# Data for this exercise
────────────────

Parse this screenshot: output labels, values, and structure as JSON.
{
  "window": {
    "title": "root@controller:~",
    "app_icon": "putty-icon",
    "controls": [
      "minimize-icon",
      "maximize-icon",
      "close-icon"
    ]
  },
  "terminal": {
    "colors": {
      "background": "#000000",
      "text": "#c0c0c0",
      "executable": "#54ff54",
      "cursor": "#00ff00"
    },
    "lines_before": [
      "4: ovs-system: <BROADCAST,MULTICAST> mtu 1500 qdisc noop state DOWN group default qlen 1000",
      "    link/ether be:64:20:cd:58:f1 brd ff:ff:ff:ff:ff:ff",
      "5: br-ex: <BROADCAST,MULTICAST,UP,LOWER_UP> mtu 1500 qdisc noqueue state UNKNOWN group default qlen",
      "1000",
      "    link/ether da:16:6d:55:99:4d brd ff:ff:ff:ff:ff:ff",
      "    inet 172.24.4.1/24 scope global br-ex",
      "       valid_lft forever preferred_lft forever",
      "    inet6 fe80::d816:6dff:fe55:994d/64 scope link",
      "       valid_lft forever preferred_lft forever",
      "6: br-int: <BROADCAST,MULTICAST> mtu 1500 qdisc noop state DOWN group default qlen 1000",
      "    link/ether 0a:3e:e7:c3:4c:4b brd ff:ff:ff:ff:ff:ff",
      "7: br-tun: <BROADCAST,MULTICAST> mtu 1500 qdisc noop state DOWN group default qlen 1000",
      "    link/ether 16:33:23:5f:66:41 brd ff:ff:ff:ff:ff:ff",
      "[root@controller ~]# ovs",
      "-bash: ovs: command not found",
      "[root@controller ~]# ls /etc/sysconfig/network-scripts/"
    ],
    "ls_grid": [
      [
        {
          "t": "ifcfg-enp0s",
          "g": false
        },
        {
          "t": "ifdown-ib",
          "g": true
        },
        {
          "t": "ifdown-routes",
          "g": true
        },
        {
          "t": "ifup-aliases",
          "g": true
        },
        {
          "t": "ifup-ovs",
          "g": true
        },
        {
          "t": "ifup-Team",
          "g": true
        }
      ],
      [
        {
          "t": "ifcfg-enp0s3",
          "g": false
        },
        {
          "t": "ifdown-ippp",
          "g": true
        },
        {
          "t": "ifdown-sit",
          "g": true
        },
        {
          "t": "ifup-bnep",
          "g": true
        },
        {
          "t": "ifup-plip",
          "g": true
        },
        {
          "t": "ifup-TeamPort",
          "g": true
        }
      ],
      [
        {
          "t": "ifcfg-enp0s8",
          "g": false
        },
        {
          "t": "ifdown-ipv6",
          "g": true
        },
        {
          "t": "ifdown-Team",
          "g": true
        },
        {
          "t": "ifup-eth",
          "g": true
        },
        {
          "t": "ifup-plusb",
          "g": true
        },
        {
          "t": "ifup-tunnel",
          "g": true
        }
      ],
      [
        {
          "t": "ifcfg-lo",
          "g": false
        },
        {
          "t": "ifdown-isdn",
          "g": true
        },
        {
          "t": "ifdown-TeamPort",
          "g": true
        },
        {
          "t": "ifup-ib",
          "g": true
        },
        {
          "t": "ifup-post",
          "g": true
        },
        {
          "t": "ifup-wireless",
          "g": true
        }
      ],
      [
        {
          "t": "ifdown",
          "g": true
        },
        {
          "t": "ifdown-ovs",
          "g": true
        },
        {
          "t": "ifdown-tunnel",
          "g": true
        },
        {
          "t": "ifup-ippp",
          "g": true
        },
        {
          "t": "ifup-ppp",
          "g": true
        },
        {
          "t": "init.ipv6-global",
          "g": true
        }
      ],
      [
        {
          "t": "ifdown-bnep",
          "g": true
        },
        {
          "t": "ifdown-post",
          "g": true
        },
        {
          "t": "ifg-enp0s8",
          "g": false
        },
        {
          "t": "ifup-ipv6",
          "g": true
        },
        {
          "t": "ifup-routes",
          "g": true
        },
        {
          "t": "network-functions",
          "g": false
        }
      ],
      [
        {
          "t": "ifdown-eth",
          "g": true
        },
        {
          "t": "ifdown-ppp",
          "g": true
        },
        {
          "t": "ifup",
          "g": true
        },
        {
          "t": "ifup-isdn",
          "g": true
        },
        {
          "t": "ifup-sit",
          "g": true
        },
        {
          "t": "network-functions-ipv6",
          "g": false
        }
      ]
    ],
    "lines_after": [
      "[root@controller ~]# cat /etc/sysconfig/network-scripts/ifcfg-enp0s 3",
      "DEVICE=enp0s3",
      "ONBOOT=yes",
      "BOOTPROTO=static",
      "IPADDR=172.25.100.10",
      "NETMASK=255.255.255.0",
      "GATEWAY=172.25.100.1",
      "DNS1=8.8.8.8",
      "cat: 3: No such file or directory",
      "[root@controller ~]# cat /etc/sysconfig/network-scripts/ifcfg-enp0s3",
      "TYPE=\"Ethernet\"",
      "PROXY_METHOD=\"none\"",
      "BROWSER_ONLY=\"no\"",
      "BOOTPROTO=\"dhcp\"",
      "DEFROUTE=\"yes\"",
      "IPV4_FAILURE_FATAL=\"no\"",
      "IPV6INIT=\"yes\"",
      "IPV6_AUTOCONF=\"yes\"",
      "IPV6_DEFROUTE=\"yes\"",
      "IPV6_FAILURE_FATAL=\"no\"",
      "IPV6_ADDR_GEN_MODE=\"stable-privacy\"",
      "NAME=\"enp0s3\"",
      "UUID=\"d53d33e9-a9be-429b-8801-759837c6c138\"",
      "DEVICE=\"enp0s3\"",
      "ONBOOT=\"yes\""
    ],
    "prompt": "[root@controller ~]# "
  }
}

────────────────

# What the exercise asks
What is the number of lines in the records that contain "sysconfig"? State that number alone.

# Output below
3